ASSIGNED TASK> Wherever a line holds the word "Clique", copy that line from the data.

DATA FOR ANALYSIS>

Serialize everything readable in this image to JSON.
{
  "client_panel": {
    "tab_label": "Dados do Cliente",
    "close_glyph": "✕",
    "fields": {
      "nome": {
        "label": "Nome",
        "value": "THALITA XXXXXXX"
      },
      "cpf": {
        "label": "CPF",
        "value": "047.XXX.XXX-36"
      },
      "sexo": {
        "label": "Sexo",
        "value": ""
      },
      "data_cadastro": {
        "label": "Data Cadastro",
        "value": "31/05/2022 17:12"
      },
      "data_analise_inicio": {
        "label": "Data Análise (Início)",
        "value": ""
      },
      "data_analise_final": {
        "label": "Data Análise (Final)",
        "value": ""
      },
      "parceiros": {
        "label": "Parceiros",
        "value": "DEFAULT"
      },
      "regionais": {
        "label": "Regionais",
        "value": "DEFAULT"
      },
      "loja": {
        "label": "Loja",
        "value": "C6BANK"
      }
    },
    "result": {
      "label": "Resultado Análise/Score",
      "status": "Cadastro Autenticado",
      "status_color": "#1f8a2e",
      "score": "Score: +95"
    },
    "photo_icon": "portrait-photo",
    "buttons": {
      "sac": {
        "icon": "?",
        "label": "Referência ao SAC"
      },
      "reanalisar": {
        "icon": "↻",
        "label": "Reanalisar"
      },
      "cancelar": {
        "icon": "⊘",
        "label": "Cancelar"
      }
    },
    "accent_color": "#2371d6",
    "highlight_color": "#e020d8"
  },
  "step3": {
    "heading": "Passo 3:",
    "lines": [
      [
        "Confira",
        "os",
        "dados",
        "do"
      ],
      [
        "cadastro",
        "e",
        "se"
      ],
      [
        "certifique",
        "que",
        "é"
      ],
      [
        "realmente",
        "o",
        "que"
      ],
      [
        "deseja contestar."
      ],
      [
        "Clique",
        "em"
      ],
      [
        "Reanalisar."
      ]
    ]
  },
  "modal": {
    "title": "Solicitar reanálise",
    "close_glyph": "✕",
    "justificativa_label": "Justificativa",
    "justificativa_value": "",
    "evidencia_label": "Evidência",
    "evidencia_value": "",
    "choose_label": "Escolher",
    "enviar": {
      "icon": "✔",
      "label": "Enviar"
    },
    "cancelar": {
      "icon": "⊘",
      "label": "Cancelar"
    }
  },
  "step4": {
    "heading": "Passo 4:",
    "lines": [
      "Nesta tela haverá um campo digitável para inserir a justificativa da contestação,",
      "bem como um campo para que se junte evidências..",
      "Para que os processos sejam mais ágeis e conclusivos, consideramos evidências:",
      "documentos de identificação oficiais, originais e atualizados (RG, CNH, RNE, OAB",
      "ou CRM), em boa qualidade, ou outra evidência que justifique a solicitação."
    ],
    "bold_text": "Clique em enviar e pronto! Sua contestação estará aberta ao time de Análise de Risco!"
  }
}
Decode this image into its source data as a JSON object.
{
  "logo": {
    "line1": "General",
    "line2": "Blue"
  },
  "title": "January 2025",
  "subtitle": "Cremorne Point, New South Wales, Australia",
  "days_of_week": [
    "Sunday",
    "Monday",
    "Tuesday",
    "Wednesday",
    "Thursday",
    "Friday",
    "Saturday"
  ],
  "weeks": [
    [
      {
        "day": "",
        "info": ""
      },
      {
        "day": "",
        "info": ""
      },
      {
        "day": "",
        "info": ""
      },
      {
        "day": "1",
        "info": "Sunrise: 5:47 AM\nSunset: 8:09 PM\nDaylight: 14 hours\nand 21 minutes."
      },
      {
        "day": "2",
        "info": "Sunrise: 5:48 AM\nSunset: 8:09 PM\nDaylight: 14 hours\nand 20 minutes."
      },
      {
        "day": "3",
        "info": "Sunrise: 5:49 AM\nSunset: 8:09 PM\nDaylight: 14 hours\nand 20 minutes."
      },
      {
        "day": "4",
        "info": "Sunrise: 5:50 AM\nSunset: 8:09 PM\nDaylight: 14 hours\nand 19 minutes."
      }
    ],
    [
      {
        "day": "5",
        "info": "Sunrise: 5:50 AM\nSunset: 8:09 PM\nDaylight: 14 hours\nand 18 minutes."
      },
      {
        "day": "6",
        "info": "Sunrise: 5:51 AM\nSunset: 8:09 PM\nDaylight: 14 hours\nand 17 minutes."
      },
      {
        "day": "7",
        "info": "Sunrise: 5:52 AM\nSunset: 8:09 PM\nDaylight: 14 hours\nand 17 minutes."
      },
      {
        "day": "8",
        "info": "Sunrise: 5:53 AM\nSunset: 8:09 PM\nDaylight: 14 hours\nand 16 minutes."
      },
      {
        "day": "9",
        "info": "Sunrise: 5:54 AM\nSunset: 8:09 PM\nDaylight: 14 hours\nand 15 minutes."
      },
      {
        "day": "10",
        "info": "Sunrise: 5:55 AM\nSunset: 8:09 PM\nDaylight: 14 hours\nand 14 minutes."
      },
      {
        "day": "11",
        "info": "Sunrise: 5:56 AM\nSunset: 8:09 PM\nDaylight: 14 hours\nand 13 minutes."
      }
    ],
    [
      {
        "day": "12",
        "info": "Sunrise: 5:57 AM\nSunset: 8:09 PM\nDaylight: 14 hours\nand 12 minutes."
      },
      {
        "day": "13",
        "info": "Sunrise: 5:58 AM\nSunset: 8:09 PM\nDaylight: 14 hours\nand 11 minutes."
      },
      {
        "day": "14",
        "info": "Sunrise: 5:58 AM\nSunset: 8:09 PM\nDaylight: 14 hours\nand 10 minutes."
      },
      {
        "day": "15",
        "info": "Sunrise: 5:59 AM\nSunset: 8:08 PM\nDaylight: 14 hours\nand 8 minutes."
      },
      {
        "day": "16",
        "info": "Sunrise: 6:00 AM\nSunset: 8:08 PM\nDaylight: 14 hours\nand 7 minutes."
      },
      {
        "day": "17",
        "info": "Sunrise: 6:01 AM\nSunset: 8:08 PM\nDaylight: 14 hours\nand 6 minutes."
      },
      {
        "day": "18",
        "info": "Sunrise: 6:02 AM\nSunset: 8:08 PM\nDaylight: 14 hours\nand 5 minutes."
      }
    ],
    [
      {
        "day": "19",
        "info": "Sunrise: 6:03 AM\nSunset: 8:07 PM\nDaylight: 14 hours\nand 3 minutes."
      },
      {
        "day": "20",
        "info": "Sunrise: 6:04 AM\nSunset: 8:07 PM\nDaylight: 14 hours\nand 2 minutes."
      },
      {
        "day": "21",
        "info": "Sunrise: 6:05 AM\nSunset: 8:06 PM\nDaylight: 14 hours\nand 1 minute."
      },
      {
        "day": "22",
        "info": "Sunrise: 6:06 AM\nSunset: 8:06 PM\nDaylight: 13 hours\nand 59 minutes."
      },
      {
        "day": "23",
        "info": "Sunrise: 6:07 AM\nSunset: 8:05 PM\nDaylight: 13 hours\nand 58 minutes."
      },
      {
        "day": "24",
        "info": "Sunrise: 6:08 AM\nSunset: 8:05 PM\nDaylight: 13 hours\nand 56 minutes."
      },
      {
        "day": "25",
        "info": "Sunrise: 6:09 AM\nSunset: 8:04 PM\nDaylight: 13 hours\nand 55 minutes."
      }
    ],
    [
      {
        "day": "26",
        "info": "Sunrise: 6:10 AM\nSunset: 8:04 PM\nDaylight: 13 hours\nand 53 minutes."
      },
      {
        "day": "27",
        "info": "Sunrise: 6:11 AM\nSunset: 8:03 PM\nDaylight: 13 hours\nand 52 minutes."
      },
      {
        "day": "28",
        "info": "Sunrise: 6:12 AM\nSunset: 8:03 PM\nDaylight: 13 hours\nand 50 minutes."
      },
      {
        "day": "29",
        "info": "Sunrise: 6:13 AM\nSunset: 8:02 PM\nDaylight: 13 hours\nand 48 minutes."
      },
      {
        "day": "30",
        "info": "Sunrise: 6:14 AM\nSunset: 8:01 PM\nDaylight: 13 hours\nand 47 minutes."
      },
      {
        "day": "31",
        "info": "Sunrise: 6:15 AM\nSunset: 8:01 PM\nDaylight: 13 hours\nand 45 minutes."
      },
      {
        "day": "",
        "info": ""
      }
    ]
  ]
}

SOLVED PROBLEM>
        "Clique",
    "bold_text": "Clique em enviar e pronto! Sua contestação estará aberta ao time de Análise de Risco!"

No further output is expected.